> **Records for this task**:
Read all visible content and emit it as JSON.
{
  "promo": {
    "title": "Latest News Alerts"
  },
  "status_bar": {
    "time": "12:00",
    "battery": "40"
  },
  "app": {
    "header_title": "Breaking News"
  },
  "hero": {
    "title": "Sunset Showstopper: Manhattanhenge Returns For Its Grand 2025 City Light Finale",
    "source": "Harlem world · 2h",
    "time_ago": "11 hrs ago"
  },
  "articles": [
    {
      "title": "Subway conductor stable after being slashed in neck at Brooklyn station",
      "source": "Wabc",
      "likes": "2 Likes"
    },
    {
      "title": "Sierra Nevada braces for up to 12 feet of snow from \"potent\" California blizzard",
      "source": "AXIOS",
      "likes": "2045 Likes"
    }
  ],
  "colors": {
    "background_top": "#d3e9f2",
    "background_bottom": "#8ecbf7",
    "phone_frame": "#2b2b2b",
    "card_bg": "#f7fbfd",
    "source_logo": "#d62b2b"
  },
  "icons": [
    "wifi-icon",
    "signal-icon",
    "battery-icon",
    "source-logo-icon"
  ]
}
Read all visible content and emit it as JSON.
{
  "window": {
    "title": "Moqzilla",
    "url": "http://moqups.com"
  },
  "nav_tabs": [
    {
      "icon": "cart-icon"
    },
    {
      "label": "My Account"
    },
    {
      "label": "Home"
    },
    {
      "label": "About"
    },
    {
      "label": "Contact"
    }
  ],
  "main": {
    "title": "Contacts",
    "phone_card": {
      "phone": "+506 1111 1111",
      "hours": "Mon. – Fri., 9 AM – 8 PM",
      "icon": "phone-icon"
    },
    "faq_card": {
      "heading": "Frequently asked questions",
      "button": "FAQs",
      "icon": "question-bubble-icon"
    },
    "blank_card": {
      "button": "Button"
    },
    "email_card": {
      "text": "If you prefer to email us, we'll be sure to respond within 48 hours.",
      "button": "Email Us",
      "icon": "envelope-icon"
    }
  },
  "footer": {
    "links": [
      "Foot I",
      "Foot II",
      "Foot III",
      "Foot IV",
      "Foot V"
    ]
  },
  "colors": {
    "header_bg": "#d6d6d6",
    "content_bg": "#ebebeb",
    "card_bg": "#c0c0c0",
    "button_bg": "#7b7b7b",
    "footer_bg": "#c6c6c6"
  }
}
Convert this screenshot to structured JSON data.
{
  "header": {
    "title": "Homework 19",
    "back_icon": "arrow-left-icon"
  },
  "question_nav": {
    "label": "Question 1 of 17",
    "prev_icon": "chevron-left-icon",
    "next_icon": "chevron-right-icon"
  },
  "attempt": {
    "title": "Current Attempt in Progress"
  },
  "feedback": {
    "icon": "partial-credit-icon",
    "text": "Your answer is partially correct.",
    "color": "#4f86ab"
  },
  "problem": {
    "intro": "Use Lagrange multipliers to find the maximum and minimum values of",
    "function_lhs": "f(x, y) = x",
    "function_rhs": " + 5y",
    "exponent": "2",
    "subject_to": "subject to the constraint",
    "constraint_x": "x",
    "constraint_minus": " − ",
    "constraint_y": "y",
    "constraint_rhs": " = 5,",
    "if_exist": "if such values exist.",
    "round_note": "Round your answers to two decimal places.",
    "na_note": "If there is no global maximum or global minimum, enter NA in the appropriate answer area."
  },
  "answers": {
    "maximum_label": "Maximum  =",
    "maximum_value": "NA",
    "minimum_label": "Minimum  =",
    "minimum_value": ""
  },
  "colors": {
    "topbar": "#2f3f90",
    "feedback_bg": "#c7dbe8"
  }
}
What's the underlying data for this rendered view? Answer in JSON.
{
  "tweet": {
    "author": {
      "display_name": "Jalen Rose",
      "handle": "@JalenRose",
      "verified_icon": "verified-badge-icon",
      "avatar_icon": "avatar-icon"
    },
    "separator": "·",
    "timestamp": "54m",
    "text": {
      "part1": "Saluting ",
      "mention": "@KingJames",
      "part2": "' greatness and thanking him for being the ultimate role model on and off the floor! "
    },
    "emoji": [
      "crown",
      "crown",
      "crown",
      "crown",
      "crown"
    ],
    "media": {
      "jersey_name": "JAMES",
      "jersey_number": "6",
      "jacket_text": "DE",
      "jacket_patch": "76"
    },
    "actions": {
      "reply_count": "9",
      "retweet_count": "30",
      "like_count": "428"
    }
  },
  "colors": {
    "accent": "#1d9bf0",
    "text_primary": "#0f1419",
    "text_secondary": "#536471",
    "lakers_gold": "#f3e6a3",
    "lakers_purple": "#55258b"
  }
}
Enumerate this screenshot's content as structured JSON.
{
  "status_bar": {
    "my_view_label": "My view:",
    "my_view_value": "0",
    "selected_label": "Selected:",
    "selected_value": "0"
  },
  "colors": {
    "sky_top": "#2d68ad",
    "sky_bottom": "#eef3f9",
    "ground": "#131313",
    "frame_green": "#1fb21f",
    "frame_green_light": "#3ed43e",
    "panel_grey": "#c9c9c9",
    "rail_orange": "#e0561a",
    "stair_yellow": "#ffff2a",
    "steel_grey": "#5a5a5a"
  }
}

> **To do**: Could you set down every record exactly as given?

> **Your solution**:
Read all visible content and emit it as JSON.
{
  "promo": {
    "title": "Latest News Alerts"
  },
  "status_bar": {
    "time": "12:00",
    "battery": "40"
  },
  "app": {
    "header_title": "Breaking News"
  },
  "hero": {
    "title": "Sunset Showstopper: Manhattanhenge Returns For Its Grand 2025 City Light Finale",
    "source": "Harlem world · 2h",
    "time_ago": "11 hrs ago"
  },
  "articles": [
    {
      "title": "Subway conductor stable after being slashed in neck at Brooklyn station",
      "source": "Wabc",
      "likes": "2 Likes"
    },
    {
      "title": "Sierra Nevada braces for up to 12 feet of snow from \"potent\" California blizzard",
      "source": "AXIOS",
      "likes": "2045 Likes"
    }
  ],
  "colors": {
    "background_top": "#d3e9f2",
    "background_bottom": "#8ecbf7",
    "phone_frame": "#2b2b2b",
    "card_bg": "#f7fbfd",
    "source_logo": "#d62b2b"
  },
  "icons": [
    "wifi-icon",
    "signal-icon",
    "battery-icon",
    "source-logo-icon"
  ]
}
Read all visible content and emit it as JSON.
{
  "window": {
    "title": "Moqzilla",
    "url": "http://moqups.com"
  },
  "nav_tabs": [
    {
      "icon": "cart-icon"
    },
    {
      "label": "My Account"
    },
    {
      "label": "Home"
    },
    {
      "label": "About"
    },
    {
      "label": "Contact"
    }
  ],
  "main": {
    "title": "Contacts",
    "phone_card": {
      "phone": "+506 1111 1111",
      "hours": "Mon. – Fri., 9 AM – 8 PM",
      "icon": "phone-icon"
    },
    "faq_card": {
      "heading": "Frequently asked questions",
      "button": "FAQs",
      "icon": "question-bubble-icon"
    },
    "blank_card": {
      "button": "Button"
    },
    "email_card": {
      "text": "If you prefer to email us, we'll be sure to respond within 48 hours.",
      "button": "Email Us",
      "icon": "envelope-icon"
    }
  },
  "footer": {
    "links": [
      "Foot I",
      "Foot II",
      "Foot III",
      "Foot IV",
      "Foot V"
    ]
  },
  "colors": {
    "header_bg": "#d6d6d6",
    "content_bg": "#ebebeb",
    "card_bg": "#c0c0c0",
    "button_bg": "#7b7b7b",
    "footer_bg": "#c6c6c6"
  }
}
Convert this screenshot to structured JSON data.
{
  "header": {
    "title": "Homework 19",
    "back_icon": "arrow-left-icon"
  },
  "question_nav": {
    "label": "Question 1 of 17",
    "prev_icon": "chevron-left-icon",
    "next_icon": "chevron-right-icon"
  },
  "attempt": {
    "title": "Current Attempt in Progress"
  },
  "feedback": {
    "icon": "partial-credit-icon",
    "text": "Your answer is partially correct.",
    "color": "#4f86ab"
  },
  "problem": {
    "intro": "Use Lagrange multipliers to find the maximum and minimum values of",
    "function_lhs": "f(x, y) = x",
    "function_rhs": " + 5y",
    "exponent": "2",
    "subject_to": "subject to the constraint",
    "constraint_x": "x",
    "constraint_minus": " − ",
    "constraint_y": "y",
    "constraint_rhs": " = 5,",
    "if_exist": "if such values exist.",
    "round_note": "Round your answers to two decimal places.",
    "na_note": "If there is no global maximum or global minimum, enter NA in the appropriate answer area."
  },
  "answers": {
    "maximum_label": "Maximum  =",
    "maximum_value": "NA",
    "minimum_label": "Minimum  =",
    "minimum_value": ""
  },
  "colors": {
    "topbar": "#2f3f90",
    "feedback_bg": "#c7dbe8"
  }
}
What's the underlying data for this rendered view? Answer in JSON.
{
  "tweet": {
    "author": {
      "display_name": "Jalen Rose",
      "handle": "@JalenRose",
      "verified_icon": "verified-badge-icon",
      "avatar_icon": "avatar-icon"
    },
    "separator": "·",
    "timestamp": "54m",
    "text": {
      "part1": "Saluting ",
      "mention": "@KingJames",
      "part2": "' greatness and thanking him for being the ultimate role model on and off the floor! "
    },
    "emoji": [
      "crown",
      "crown",
      "crown",
      "crown",
      "crown"
    ],
    "media": {
      "jersey_name": "JAMES",
      "jersey_number": "6",
      "jacket_text": "DE",
      "jacket_patch": "76"
    },
    "actions": {
      "reply_count": "9",
      "retweet_count": "30",
      "like_count": "428"
    }
  },
  "colors": {
    "accent": "#1d9bf0",
    "text_primary": "#0f1419",
    "text_secondary": "#536471",
    "lakers_gold": "#f3e6a3",
    "lakers_purple": "#55258b"
  }
}
Enumerate this screenshot's content as structured JSON.
{
  "status_bar": {
    "my_view_label": "My view:",
    "my_view_value": "0",
    "selected_label": "Selected:",
    "selected_value": "0"
  },
  "colors": {
    "sky_top": "#2d68ad",
    "sky_bottom": "#eef3f9",
    "ground": "#131313",
    "frame_green": "#1fb21f",
    "frame_green_light": "#3ed43e",
    "panel_grey": "#c9c9c9",
    "rail_orange": "#e0561a",
    "stair_yellow": "#ffff2a",
    "steel_grey": "#5a5a5a"
  }
}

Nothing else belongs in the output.